» **WHAT YOU SHOULD DO**
For the entries below, report every line that includes the word "than".

» **STUDY MATERIAL**
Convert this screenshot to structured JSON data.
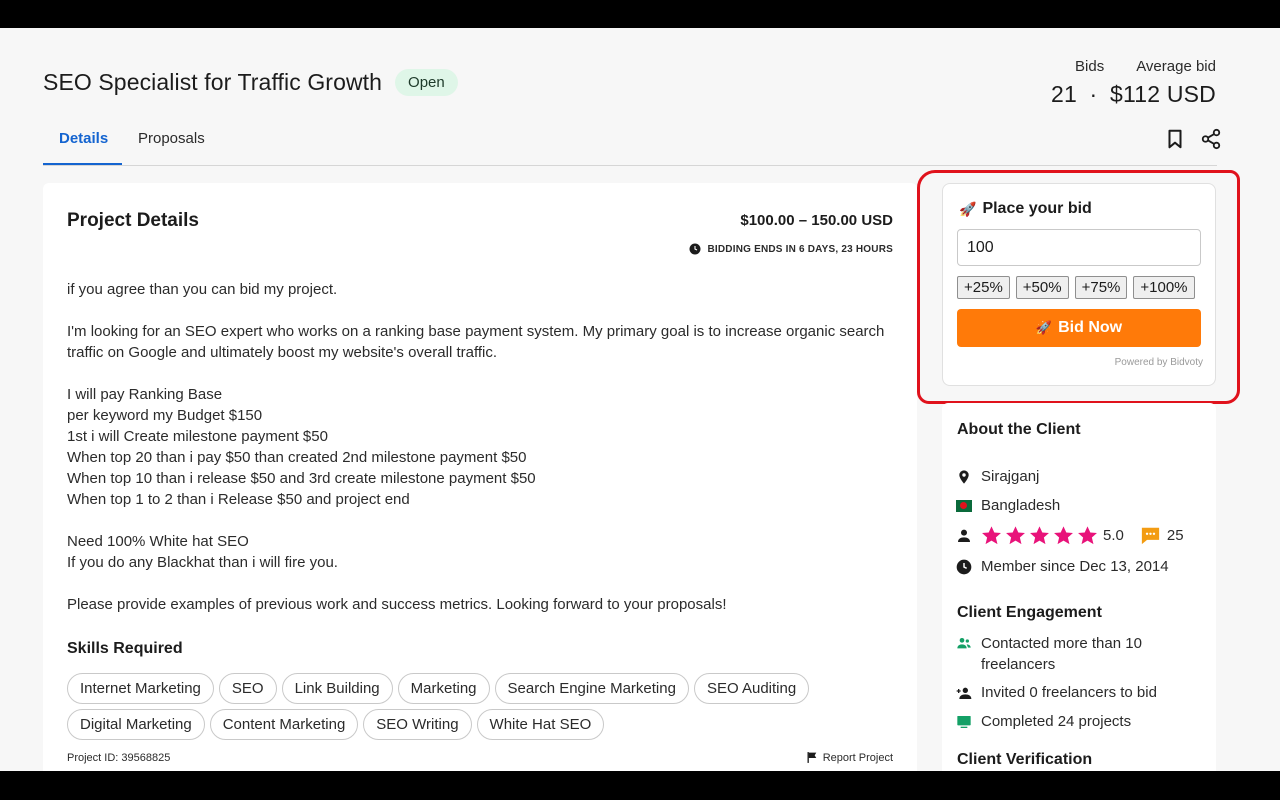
{
  "header": {
    "title": "SEO Specialist for Traffic Growth",
    "status": "Open",
    "bids_label": "Bids",
    "avg_bid_label": "Average bid",
    "bids_count": "21",
    "separator": "·",
    "avg_bid_value": "$112 USD"
  },
  "tabs": [
    {
      "label": "Details",
      "active": true
    },
    {
      "label": "Proposals",
      "active": false
    }
  ],
  "header_icons": [
    "bookmark-icon",
    "share-icon"
  ],
  "project": {
    "heading": "Project Details",
    "budget": "$100.00 – 150.00 USD",
    "bidding_ends": "BIDDING ENDS IN 6 DAYS, 23 HOURS",
    "description": [
      [
        "if you agree than you can bid my project."
      ],
      [
        "I'm looking for an SEO expert who works on a ranking base payment system. My primary goal is to increase organic search traffic on Google and ultimately boost my website's overall traffic."
      ],
      [
        "I will pay Ranking Base",
        "per keyword my Budget $150",
        "1st i will Create milestone payment $50",
        "When top 20 than i pay $50 than created 2nd milestone payment $50",
        "When top 10 than i release $50 and 3rd create milestone payment $50",
        "When top 1 to 2 than i Release $50 and project end"
      ],
      [
        "Need 100% White hat SEO",
        "If you do any Blackhat than i will fire you."
      ],
      [
        "Please provide examples of previous work and success metrics. Looking forward to your proposals!"
      ]
    ],
    "skills_heading": "Skills Required",
    "skills": [
      "Internet Marketing",
      "SEO",
      "Link Building",
      "Marketing",
      "Search Engine Marketing",
      "SEO Auditing",
      "Digital Marketing",
      "Content Marketing",
      "SEO Writing",
      "White Hat SEO"
    ],
    "project_id": "Project ID: 39568825",
    "report_label": "Report Project"
  },
  "bid_widget": {
    "title_emoji": "🚀",
    "title": "Place your bid",
    "input_value": "100",
    "increments": [
      "+25%",
      "+50%",
      "+75%",
      "+100%"
    ],
    "bid_now_emoji": "🚀",
    "bid_now_label": "Bid Now",
    "powered_by": "Powered by Bidvoty"
  },
  "client": {
    "heading": "About the Client",
    "city": "Sirajganj",
    "country": "Bangladesh",
    "rating": "5.0",
    "stars": 5,
    "reviews": "25",
    "member_since": "Member since Dec 13, 2014",
    "engagement_heading": "Client Engagement",
    "contacted": "Contacted more than 10 freelancers",
    "invited": "Invited 0 freelancers to bid",
    "completed": "Completed 24 projects",
    "verification_heading": "Client Verification"
  },
  "colors": {
    "accent_blue": "#1464d0",
    "bid_orange": "#ff7a09",
    "star_pink": "#e8137a",
    "review_orange": "#f39c12",
    "status_green_bg": "#dff6e8",
    "highlight_red": "#e0121c",
    "engagement_green": "#14a066"
  }
}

» **REPLY TO THE EXERCISE**
        "if you agree than you can bid my project."
        "When top 20 than i pay $50 than created 2nd milestone payment $50",
        "When top 10 than i release $50 and 3rd create milestone payment $50",
        "When top 1 to 2 than i Release $50 and project end"
        "If you do any Blackhat than i will fire you."
    "contacted": "Contacted more than 10 freelancers",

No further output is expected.